With his team down 7 in the fourth quarter, Johnny Football converts a third and 14 and a fourth and 7 with his feet before scoring the game tying touchdown and leading his team downfield to a field goal to win 41-38.

Over the sixty minutes he passed or ran 58 times for 470 yards and two touchdowns.  An extraordinary stat line that doesn’t come close to the joy of watching him play after play.  No player in college football produces brilliance and efficient numbers at the rate and it is a joke to consider anyone else for the Heisman Trophy.

The Florida So-Called Premier League

Ideas are not responsible for what people do with them.

The Florida Premier League was created under the banner of US Soccer to help top clubs in the state of Florida compete against each other a suitably high level for the betterment of player development. The Florida Youth Soccer Association, under it’s own authority, created it’s own league for the same purpose inviting the Sweet Sixteen teams from the preceding year’s State Cup to compete in a high quality league. Politics and it’s chronic partner pettiness have resulted in two leagues trying to accomplish the same goal while simultaneously impeding the accomplishment of said goal by dividing the State’s top teams into two leagues.

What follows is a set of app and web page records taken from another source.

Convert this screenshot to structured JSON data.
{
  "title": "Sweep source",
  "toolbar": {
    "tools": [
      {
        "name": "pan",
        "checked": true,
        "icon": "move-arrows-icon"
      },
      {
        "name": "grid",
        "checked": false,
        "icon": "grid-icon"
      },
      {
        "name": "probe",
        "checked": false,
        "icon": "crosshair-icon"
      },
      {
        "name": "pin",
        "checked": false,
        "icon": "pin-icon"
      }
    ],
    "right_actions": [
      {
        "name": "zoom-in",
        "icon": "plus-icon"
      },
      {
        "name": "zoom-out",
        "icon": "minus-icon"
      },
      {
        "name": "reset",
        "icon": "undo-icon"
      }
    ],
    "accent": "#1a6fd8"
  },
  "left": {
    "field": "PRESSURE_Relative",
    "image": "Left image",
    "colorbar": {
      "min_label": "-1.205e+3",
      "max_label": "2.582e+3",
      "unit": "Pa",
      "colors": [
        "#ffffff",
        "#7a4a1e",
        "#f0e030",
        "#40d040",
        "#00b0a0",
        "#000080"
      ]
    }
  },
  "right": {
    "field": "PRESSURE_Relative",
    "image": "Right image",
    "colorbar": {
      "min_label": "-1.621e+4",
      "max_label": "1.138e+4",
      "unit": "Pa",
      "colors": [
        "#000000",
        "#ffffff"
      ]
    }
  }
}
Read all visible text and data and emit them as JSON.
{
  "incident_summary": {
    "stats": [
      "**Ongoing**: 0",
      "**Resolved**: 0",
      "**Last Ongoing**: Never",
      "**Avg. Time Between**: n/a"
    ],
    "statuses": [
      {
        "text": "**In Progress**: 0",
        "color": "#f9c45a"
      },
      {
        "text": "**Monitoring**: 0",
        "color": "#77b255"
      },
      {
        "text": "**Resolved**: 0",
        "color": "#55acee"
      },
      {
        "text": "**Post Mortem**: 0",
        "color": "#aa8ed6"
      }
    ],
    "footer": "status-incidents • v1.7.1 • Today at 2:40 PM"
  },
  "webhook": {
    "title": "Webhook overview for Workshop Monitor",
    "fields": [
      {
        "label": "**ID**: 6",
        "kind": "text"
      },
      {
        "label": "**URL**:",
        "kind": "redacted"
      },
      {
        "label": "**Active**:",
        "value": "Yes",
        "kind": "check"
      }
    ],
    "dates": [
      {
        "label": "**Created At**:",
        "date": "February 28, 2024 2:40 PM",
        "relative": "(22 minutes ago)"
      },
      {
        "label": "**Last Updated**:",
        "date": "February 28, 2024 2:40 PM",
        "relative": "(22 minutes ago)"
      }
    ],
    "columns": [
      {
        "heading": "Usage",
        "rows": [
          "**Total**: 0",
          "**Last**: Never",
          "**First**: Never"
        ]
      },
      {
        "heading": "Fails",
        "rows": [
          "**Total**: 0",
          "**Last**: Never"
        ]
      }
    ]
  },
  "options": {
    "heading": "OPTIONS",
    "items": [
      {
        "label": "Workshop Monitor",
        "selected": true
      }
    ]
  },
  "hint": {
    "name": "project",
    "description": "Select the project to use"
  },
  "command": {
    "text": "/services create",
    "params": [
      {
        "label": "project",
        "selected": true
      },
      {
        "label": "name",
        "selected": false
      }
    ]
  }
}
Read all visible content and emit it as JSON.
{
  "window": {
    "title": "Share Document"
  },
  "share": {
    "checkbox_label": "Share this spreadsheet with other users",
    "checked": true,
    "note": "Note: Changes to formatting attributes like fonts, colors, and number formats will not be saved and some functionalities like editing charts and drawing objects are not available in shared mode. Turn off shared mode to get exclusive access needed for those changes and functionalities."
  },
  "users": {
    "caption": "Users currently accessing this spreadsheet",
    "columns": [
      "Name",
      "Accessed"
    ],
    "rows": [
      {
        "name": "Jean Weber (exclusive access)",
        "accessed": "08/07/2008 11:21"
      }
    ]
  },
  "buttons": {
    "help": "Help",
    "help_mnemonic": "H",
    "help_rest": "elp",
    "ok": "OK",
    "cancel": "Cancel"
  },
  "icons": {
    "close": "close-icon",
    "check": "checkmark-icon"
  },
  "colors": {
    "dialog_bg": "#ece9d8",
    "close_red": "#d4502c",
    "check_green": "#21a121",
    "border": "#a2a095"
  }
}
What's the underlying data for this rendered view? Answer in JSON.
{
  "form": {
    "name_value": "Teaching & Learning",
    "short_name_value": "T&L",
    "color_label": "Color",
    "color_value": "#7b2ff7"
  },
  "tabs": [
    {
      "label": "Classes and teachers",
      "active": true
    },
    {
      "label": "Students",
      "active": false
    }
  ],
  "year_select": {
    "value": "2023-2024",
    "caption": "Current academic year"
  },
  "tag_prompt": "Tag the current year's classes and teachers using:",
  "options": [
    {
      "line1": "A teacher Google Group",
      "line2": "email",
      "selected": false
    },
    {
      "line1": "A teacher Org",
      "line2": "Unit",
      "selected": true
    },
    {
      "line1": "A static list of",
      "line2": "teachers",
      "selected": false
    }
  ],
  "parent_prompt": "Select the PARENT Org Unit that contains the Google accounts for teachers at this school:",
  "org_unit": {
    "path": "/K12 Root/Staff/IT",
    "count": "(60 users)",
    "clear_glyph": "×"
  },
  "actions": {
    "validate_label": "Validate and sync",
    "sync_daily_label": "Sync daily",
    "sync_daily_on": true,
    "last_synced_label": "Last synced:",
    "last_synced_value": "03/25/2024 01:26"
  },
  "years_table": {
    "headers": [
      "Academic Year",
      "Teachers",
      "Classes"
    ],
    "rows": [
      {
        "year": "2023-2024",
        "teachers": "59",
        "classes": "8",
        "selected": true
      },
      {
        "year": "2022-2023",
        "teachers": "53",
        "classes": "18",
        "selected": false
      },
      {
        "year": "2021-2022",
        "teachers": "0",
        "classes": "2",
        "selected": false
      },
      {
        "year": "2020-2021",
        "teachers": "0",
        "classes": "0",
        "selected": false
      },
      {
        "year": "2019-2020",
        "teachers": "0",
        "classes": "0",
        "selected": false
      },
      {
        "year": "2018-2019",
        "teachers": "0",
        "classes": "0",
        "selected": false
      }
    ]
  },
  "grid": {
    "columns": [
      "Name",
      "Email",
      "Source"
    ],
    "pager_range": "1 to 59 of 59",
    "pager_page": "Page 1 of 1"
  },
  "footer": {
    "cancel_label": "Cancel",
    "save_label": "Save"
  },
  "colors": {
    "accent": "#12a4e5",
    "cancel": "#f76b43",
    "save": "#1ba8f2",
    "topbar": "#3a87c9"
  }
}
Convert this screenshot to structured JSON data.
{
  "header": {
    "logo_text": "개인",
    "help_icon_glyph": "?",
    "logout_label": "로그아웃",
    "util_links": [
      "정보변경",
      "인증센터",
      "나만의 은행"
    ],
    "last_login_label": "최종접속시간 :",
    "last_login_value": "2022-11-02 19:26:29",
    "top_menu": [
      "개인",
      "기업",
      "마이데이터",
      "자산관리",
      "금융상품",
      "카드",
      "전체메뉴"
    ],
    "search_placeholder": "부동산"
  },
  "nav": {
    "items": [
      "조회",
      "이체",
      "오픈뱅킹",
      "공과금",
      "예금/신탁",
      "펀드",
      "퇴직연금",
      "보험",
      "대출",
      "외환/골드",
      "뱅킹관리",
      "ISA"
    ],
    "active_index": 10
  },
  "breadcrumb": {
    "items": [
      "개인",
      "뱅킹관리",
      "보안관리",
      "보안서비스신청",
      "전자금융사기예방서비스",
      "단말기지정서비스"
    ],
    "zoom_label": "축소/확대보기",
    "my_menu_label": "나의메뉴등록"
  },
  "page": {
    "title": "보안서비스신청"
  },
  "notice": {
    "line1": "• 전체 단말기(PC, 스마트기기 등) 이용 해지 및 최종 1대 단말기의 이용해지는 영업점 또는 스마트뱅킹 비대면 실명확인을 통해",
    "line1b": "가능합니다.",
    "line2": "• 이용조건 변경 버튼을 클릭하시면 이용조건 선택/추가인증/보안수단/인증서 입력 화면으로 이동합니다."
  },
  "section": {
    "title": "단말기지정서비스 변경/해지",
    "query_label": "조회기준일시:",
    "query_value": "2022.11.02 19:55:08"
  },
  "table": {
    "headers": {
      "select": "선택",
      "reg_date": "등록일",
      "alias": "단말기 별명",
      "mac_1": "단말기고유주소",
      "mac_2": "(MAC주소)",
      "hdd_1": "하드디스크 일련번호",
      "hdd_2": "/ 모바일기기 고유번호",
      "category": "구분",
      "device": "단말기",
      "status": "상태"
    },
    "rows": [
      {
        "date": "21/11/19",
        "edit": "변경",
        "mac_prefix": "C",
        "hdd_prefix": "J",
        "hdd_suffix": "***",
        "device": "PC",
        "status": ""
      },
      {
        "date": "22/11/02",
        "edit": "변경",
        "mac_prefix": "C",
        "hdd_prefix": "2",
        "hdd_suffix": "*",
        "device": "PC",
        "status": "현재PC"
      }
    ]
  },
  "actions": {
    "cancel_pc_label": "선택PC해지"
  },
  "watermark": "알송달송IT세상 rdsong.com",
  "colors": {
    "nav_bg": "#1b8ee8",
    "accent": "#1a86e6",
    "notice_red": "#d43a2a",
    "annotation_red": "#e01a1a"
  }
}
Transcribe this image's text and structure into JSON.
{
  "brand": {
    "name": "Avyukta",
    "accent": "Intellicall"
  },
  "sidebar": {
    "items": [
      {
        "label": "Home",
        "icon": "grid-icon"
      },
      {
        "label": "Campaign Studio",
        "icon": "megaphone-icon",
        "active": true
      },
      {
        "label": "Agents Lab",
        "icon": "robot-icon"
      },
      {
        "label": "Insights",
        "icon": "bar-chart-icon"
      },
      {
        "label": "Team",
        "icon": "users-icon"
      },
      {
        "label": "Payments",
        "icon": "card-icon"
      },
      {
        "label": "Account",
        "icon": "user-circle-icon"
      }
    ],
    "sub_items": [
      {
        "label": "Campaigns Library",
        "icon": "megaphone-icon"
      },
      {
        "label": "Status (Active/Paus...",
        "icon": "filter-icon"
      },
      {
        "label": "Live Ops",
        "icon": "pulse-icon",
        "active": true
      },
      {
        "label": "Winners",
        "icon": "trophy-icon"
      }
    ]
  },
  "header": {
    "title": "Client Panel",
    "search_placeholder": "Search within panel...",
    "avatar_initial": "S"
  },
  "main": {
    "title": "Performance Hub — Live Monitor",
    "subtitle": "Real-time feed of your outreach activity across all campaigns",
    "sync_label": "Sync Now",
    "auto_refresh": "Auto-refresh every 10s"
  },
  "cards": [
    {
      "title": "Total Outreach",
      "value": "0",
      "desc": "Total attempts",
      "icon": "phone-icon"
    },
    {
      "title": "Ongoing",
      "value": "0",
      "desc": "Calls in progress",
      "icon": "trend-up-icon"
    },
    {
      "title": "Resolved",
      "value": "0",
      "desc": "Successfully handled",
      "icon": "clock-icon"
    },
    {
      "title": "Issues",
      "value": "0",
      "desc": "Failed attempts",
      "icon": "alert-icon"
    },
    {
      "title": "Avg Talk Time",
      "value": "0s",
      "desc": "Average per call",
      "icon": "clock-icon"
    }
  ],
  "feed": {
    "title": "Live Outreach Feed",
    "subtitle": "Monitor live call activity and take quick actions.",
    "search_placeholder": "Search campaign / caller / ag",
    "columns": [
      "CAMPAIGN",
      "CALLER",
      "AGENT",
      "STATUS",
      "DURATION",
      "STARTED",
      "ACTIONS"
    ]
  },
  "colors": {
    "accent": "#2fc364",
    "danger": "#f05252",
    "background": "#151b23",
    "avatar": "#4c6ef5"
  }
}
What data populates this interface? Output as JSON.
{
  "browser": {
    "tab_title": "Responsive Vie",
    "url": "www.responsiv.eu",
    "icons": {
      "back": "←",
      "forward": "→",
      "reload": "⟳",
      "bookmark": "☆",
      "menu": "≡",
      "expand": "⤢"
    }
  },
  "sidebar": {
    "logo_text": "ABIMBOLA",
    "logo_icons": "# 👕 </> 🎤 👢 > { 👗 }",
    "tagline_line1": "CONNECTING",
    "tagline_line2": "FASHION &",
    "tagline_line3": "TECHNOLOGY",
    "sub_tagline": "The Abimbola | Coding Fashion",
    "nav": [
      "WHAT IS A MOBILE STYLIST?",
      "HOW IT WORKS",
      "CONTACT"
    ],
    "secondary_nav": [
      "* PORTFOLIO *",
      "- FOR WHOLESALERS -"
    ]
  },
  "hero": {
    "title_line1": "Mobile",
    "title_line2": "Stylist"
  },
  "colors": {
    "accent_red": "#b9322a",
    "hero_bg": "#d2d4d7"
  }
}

My son Bryson Pink plays for Orlando City, who is competing this season in The Florida Premier League. It is a good, but not yet great team that stands atop the table with five wins and a draw. In two weeks time, we will have completed 70% of our league fixtures, and only if our next game is competitive, will have played in only two competitive games. We have outscored opponents 28-3 with two of our wins coming against teams that should be playing recreational soccer.

Our club’s second team is winless in the FYSA league, and has been regularly overmatched even with a roster occasionally bolstered by first-teamers. From top to bottom, the FYSA league is probably better, but that misses the point. Soccer is losing. If the top half of both leagues played in the same league, regardless of banner, the best team’s in the Florida would be competing against each other week in and week out. Most games would turn on one, maybe two goals, and players would develop in this sort of competitive cauldron, The bottom half of both leagues would benefit as well. Gone would be back to back 6-0 and 5-1 confidence-sapping beatings, replaced by competitive one and two goal games that turn not on over or underwhelming talent, but execution under pressure. In this setting, players on each level would be exposed for their inability to compete, or identified as destined to play above their current station.

This would be fulfillment of the idea each league aspires to.

The Process of Improvement

The sport of my youth was football.  From the age of nine to fourteen, I played Pop Warner football.  I rarely missed a practice and never missed a game.  I played in my yard with friends and regularly crafted plays in a notebook that was never far away. If asked in those days, I would surely have told you that I loved football, and after breathing it was the most important activity in my life.

Twenty-five to thirty years later, I can comfortably conclude that my efforts at improving and becoming a better football player were grossly insufficient and bordered on farcical.  I did not make the necessary efforts to improve my body, prepare my mind and develop my skills because that would have been uncomfortable.   I was comfortable in the security of being known as a football player.  In the end, it was more a social identification than a commitment to the process of improvement.

The process requires a fundemental insecurity that somebody, somewhere is outworking you.  A commitment to study your craft particularly the nuances of technique that build the skills that provide answers to the questions the craft asks of you.  A combination of patience and resolve that enables you to find peace in the long hours and repititions required of you.  A vision that sees with clarity what you are and what you will become. 

Talent is frequently used to describe genetic gifts of size, musculature and speed, or often to explain rather vaguely why someone is so much better than another.  Talent should encompass the attributes not so readily seen that enable a person to commit to the process of improvement.